As a businessman with no prior political experience, President Donald Trump has long viewed this dynamic as a positive attribute. In his view, the U.S. has a severe economic problem. Thus, it takes a person who knows how to start businesses to get us on the right foot. Unfortunately, a brewing housing crisis suggests this is all talk and no substance.
First, President Trump, as much as he loves to boast about it, is no self-made man. He was born into incredible privilege and turned that wealth into a worldwide brand. Certainly, Trump should receive credit for that. But it’s not exactly a remarkable accomplishment if you’re merely multiplying wealth as opposed to creating it from scratch.
Unfortunately, with the housing crisis, that’s exactly what Trump needs to do. Wage growth is stagnant and not only that, can’t keep pace with rising costs of living. Furthermore, developers are not building enough new homes for the rapidly growing population, which drives up prices. As we all know from economics 101, less supply generally correlates with rising demand.

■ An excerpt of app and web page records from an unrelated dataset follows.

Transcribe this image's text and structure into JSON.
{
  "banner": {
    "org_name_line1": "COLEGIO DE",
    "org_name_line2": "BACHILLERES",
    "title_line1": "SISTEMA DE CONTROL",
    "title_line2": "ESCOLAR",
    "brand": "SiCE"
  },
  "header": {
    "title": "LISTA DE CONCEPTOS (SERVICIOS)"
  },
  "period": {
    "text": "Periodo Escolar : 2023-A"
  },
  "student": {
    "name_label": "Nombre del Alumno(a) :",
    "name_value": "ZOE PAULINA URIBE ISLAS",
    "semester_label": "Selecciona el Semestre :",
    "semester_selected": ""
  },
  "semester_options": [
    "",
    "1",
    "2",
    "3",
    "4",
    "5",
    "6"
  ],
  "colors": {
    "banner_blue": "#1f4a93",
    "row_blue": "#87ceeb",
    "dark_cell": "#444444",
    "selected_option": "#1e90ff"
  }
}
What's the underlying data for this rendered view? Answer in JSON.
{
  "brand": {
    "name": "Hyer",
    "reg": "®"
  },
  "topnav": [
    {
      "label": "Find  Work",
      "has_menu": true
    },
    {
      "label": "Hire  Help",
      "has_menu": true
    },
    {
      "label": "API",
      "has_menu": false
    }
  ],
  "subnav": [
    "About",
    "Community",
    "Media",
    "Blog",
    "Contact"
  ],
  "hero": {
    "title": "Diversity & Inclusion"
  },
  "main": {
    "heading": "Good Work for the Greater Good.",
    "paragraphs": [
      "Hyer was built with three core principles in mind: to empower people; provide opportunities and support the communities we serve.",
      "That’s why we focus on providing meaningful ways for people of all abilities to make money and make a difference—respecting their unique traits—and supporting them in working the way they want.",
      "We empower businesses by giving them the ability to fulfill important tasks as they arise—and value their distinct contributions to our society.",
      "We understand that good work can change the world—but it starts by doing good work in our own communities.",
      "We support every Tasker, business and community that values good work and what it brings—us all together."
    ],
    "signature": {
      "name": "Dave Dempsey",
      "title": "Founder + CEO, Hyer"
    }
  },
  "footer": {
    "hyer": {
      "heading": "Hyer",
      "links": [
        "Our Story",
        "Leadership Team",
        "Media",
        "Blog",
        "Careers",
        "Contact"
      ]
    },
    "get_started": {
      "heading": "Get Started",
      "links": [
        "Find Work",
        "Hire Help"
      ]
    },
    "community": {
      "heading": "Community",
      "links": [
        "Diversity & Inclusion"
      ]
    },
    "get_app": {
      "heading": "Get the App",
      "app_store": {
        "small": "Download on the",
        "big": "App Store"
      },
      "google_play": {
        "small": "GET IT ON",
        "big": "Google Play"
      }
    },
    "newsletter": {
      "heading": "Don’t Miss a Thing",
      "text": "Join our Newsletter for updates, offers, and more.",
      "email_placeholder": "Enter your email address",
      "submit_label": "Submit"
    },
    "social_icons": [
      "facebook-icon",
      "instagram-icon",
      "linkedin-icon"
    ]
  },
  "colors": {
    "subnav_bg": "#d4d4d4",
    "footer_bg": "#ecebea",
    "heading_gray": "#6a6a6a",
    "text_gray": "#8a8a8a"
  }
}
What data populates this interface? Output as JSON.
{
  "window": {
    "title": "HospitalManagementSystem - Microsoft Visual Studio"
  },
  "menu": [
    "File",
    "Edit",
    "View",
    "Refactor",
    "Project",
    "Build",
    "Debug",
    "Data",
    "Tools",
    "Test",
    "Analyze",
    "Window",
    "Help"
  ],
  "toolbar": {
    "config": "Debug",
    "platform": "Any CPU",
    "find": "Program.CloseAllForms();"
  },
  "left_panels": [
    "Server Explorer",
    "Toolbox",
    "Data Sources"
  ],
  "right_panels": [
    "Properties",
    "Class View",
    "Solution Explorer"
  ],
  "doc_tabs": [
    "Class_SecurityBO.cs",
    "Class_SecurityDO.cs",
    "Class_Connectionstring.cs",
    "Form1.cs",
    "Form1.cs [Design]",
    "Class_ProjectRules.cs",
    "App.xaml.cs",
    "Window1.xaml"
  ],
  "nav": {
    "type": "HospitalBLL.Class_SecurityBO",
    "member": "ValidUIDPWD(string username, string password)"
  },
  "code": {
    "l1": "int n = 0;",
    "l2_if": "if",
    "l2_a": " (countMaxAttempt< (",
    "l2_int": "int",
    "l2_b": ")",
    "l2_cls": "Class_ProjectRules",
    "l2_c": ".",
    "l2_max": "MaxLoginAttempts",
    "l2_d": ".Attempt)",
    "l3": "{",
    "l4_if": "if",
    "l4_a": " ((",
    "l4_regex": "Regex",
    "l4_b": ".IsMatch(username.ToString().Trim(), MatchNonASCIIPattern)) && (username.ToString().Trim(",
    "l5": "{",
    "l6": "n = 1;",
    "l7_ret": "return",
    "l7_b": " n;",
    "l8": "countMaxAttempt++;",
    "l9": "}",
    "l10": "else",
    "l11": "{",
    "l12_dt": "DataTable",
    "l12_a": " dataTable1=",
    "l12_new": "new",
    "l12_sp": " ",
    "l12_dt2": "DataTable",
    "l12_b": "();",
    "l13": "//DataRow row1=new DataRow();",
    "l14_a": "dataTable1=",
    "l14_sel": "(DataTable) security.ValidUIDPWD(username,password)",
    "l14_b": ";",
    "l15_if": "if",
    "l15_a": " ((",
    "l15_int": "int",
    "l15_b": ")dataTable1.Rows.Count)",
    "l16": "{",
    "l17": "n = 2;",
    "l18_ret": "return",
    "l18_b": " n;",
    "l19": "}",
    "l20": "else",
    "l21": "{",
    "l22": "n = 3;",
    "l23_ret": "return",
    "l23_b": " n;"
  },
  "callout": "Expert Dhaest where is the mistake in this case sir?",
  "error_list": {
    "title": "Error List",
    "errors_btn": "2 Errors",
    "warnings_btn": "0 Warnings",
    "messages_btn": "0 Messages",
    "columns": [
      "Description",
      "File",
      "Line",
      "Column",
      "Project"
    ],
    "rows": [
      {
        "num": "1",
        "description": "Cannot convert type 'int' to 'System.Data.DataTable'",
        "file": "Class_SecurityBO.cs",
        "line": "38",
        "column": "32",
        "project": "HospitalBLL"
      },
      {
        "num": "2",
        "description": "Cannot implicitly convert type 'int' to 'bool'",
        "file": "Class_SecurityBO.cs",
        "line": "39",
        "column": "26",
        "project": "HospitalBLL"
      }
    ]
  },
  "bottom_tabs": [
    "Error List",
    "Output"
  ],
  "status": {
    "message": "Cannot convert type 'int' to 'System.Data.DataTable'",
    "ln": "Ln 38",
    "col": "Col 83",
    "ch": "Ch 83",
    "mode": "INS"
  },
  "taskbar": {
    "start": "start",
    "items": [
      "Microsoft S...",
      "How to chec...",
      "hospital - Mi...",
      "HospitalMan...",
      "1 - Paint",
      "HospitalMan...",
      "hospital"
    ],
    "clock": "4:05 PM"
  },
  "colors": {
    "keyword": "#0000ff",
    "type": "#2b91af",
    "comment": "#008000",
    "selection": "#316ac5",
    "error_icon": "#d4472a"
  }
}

Evidence of a Brewing Housing Crisis
Contrary to popular wisdom, a housing crisis does exist, at least to astute alternative news sources. For instance, CCN contributor Harsh Chauhan made these alarming points about the current housing crisis:
The Commerce Department had reported last month that the median price of a new home was down 8.8 percent in September to $299,400 as compared to the prior-year period. The month-over-month decline was also severe at 7.9 percent.
Sales of both new homes and existing homes were also down in September, indicating that a U.S. housing market crash has already arrived. So, the third-quarter report from NAR [National Association of Realtors] does not reflect the true health of the U.S. housing market as things have already started going south. And the ironic thing to note is that NAR gave slight hints of a slowdown in its report.
Furthermore, Chauhan noted that:
What’s more, first-time homebuyers needed an annual income of $48,912 to qualify for a mortgage as compared to $50,976 in the second quarter. This is another proof that lower interest rates boosted the U.S. housing market.
But is there an answer to this housing crisis? Probably not.
Lower Interest Rates Won’t Save Real Estate
Of course, the Trump administration and real estate professionals will argue that continued lower interest rates will boost housing. But such measures are only temporary fixes.
First, lower interest rates hurt savers. Considering that baby boomers are retiring en masse daily, an indefinitely dovish monetary policy won’t fly politically.
Second, cheaper borrowing costs would invariably lift asset prices, including real estate. Thus, an effort to make housing more affordable would end up with the opposite effect.
Put another way, no easy solutions exist. This suggests that the free market will bring some normalcy to housing. But before it does so, we could see a severe correction.